About this exercise: Determine how many lines of the listing below hold the string "role". Reply only with the number.

Source data:
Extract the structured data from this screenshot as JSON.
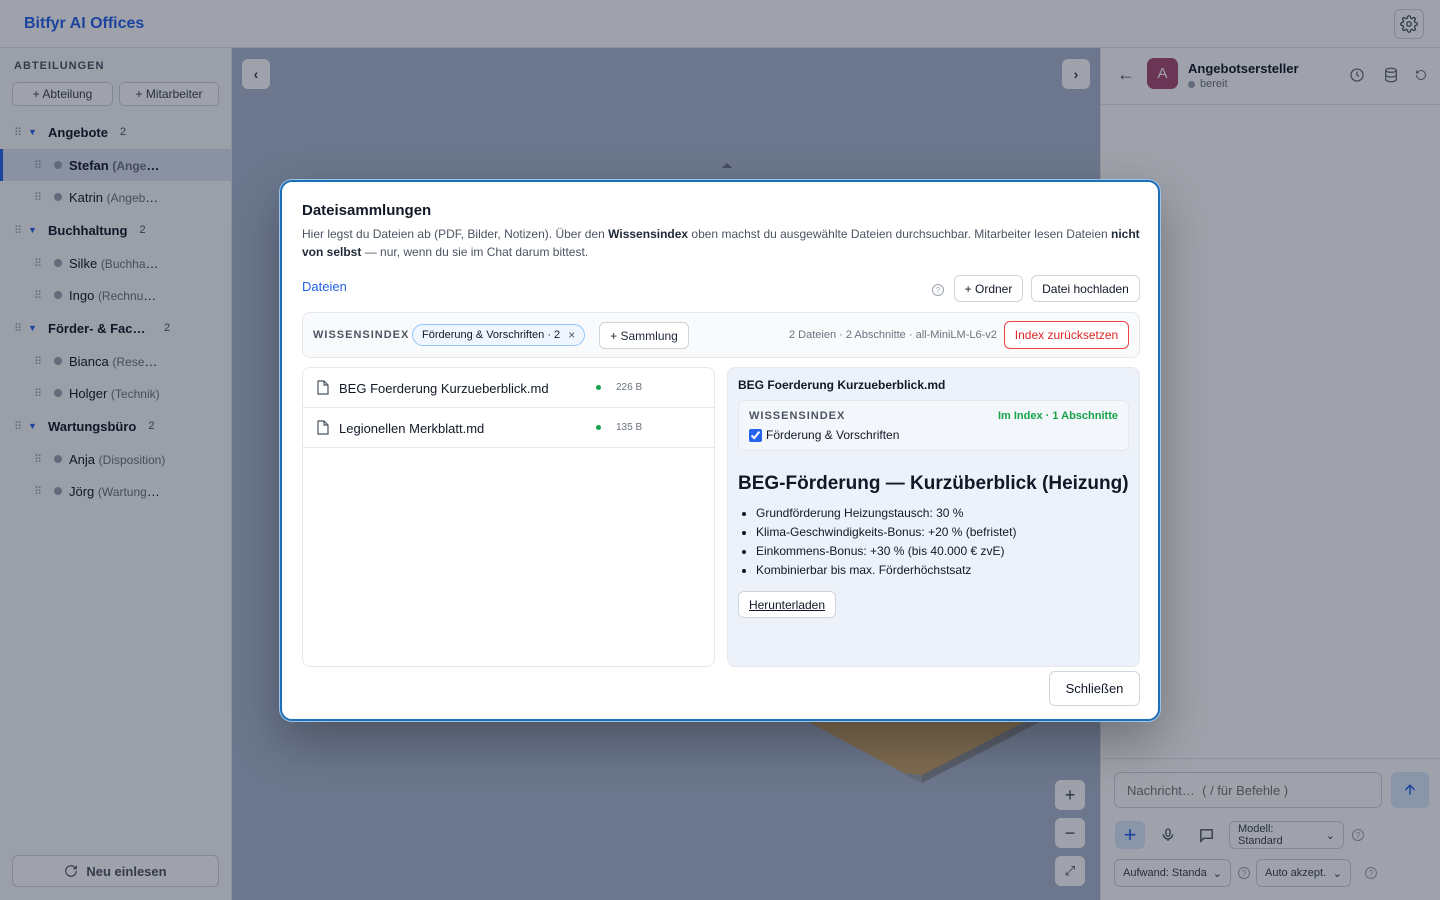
{
  "app": {
    "title": "Bitfyr AI Offices"
  },
  "sidebar": {
    "title": "ABTEILUNGEN",
    "add_department": "+ Abteilung",
    "add_employee": "+ Mitarbeiter",
    "departments": [
      {
        "name": "Angebote",
        "count": "2",
        "employees": [
          {
            "name": "Stefan",
            "role": "(Angeb…"
          },
          {
            "name": "Katrin",
            "role": "(Angebot…"
          }
        ]
      },
      {
        "name": "Buchhaltung",
        "count": "2",
        "employees": [
          {
            "name": "Silke",
            "role": "(Buchhalt…"
          },
          {
            "name": "Ingo",
            "role": "(Rechnun…"
          }
        ]
      },
      {
        "name": "Förder- & Fach…",
        "count": "2",
        "employees": [
          {
            "name": "Bianca",
            "role": "(Resear…"
          },
          {
            "name": "Holger",
            "role": "(Technik)"
          }
        ]
      },
      {
        "name": "Wartungsbüro",
        "count": "2",
        "employees": [
          {
            "name": "Anja",
            "role": "(Disposition)"
          },
          {
            "name": "Jörg",
            "role": "(Wartungs…"
          }
        ]
      }
    ],
    "reload_label": "Neu einlesen"
  },
  "canvas": {
    "prev": "‹",
    "next": "›",
    "zoom_in": "+",
    "zoom_out": "−",
    "fit": "⤢"
  },
  "chat": {
    "avatar_letter": "A",
    "agent_name": "Angebotsersteller",
    "agent_status": "bereit",
    "input_placeholder": "Nachricht…  ( / für Befehle )",
    "model_select": "Modell: Standard",
    "effort_select": "Aufwand: Standa",
    "accept_select": "Auto akzept."
  },
  "modal": {
    "title": "Dateisammlungen",
    "desc_1": "Hier legst du Dateien ab (PDF, Bilder, Notizen). Über den ",
    "desc_b1": "Wissensindex",
    "desc_2": " oben machst du ausgewählte Dateien durchsuchbar. Mitarbeiter lesen Dateien ",
    "desc_b2": "nicht von selbst",
    "desc_3": " — nur, wenn du sie im Chat darum bittest.",
    "tab_files": "Dateien",
    "folder_button": "+ Ordner",
    "upload_button": "Datei hochladen",
    "index": {
      "label": "WISSENSINDEX",
      "chip": "Förderung & Vorschriften · 2",
      "add_collection": "+ Sammlung",
      "stats": "2 Dateien · 2 Abschnitte · all-MiniLM-L6-v2",
      "reset": "Index zurücksetzen"
    },
    "files": [
      {
        "name": "BEG Foerderung Kurzueberblick.md",
        "size": "226 B"
      },
      {
        "name": "Legionellen Merkblatt.md",
        "size": "135 B"
      }
    ],
    "preview": {
      "file_title": "BEG Foerderung Kurzueberblick.md",
      "index_label": "WISSENSINDEX",
      "index_status": "Im Index · 1 Abschnitte",
      "collection_check": "Förderung & Vorschriften",
      "heading": "BEG-Förderung — Kurzüberblick (Heizung)",
      "bullets": [
        "Grundförderung Heizungstausch: 30 %",
        "Klima-Geschwindigkeits-Bonus: +20 % (befristet)",
        "Einkommens-Bonus: +30 % (bis 40.000 € zvE)",
        "Kombinierbar bis max. Förderhöchstsatz"
      ],
      "download": "Herunterladen"
    },
    "close": "Schließen"
  }
}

Exercise output: 8